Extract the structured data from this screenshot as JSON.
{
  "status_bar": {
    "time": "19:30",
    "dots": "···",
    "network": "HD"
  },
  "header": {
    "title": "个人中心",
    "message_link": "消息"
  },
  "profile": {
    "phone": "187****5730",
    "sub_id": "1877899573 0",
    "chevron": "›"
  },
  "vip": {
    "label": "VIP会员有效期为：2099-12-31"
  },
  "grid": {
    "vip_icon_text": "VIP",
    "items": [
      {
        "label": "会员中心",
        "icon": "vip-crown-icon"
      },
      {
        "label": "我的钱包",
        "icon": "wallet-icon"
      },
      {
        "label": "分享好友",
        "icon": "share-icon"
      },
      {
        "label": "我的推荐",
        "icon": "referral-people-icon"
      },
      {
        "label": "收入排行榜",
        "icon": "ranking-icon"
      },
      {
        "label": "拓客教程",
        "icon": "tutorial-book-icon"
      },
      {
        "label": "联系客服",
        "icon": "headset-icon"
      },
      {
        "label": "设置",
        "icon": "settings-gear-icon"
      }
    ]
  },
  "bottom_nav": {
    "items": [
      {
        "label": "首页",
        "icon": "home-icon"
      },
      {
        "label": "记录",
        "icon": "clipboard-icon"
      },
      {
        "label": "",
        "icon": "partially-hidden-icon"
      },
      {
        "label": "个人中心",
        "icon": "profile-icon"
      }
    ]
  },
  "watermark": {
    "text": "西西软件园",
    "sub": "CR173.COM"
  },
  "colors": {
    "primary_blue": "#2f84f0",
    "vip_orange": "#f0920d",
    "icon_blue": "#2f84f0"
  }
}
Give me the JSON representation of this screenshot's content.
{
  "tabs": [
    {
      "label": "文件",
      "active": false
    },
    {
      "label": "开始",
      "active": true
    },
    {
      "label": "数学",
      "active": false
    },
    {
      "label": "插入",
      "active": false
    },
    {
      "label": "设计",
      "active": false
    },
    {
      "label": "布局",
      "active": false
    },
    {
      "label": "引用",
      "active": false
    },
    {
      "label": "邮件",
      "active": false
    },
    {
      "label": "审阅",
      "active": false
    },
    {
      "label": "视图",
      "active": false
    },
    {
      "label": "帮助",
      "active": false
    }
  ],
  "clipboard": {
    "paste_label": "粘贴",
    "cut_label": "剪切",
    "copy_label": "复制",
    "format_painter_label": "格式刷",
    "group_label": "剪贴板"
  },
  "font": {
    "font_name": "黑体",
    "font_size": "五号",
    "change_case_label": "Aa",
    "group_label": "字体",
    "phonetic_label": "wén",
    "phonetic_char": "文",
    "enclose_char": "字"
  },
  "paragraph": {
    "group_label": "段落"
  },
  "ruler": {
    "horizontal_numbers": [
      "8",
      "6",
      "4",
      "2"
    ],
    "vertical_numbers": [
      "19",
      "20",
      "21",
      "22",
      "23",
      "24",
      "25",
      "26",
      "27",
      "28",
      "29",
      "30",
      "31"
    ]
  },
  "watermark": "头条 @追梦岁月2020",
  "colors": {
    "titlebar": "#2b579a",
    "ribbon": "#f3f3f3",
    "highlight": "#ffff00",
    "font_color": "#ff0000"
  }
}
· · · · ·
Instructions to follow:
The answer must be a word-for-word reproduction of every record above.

Task solution:
Extract the structured data from this screenshot as JSON.
{
  "status_bar": {
    "time": "19:30",
    "dots": "···",
    "network": "HD"
  },
  "header": {
    "title": "个人中心",
    "message_link": "消息"
  },
  "profile": {
    "phone": "187****5730",
    "sub_id": "1877899573 0",
    "chevron": "›"
  },
  "vip": {
    "label": "VIP会员有效期为：2099-12-31"
  },
  "grid": {
    "vip_icon_text": "VIP",
    "items": [
      {
        "label": "会员中心",
        "icon": "vip-crown-icon"
      },
      {
        "label": "我的钱包",
        "icon": "wallet-icon"
      },
      {
        "label": "分享好友",
        "icon": "share-icon"
      },
      {
        "label": "我的推荐",
        "icon": "referral-people-icon"
      },
      {
        "label": "收入排行榜",
        "icon": "ranking-icon"
      },
      {
        "label": "拓客教程",
        "icon": "tutorial-book-icon"
      },
      {
        "label": "联系客服",
        "icon": "headset-icon"
      },
      {
        "label": "设置",
        "icon": "settings-gear-icon"
      }
    ]
  },
  "bottom_nav": {
    "items": [
      {
        "label": "首页",
        "icon": "home-icon"
      },
      {
        "label": "记录",
        "icon": "clipboard-icon"
      },
      {
        "label": "",
        "icon": "partially-hidden-icon"
      },
      {
        "label": "个人中心",
        "icon": "profile-icon"
      }
    ]
  },
  "watermark": {
    "text": "西西软件园",
    "sub": "CR173.COM"
  },
  "colors": {
    "primary_blue": "#2f84f0",
    "vip_orange": "#f0920d",
    "icon_blue": "#2f84f0"
  }
}
Give me the JSON representation of this screenshot's content.
{
  "tabs": [
    {
      "label": "文件",
      "active": false
    },
    {
      "label": "开始",
      "active": true
    },
    {
      "label": "数学",
      "active": false
    },
    {
      "label": "插入",
      "active": false
    },
    {
      "label": "设计",
      "active": false
    },
    {
      "label": "布局",
      "active": false
    },
    {
      "label": "引用",
      "active": false
    },
    {
      "label": "邮件",
      "active": false
    },
    {
      "label": "审阅",
      "active": false
    },
    {
      "label": "视图",
      "active": false
    },
    {
      "label": "帮助",
      "active": false
    }
  ],
  "clipboard": {
    "paste_label": "粘贴",
    "cut_label": "剪切",
    "copy_label": "复制",
    "format_painter_label": "格式刷",
    "group_label": "剪贴板"
  },
  "font": {
    "font_name": "黑体",
    "font_size": "五号",
    "change_case_label": "Aa",
    "group_label": "字体",
    "phonetic_label": "wén",
    "phonetic_char": "文",
    "enclose_char": "字"
  },
  "paragraph": {
    "group_label": "段落"
  },
  "ruler": {
    "horizontal_numbers": [
      "8",
      "6",
      "4",
      "2"
    ],
    "vertical_numbers": [
      "19",
      "20",
      "21",
      "22",
      "23",
      "24",
      "25",
      "26",
      "27",
      "28",
      "29",
      "30",
      "31"
    ]
  },
  "watermark": "头条 @追梦岁月2020",
  "colors": {
    "titlebar": "#2b579a",
    "ribbon": "#f3f3f3",
    "highlight": "#ffff00",
    "font_color": "#ff0000"
  }
}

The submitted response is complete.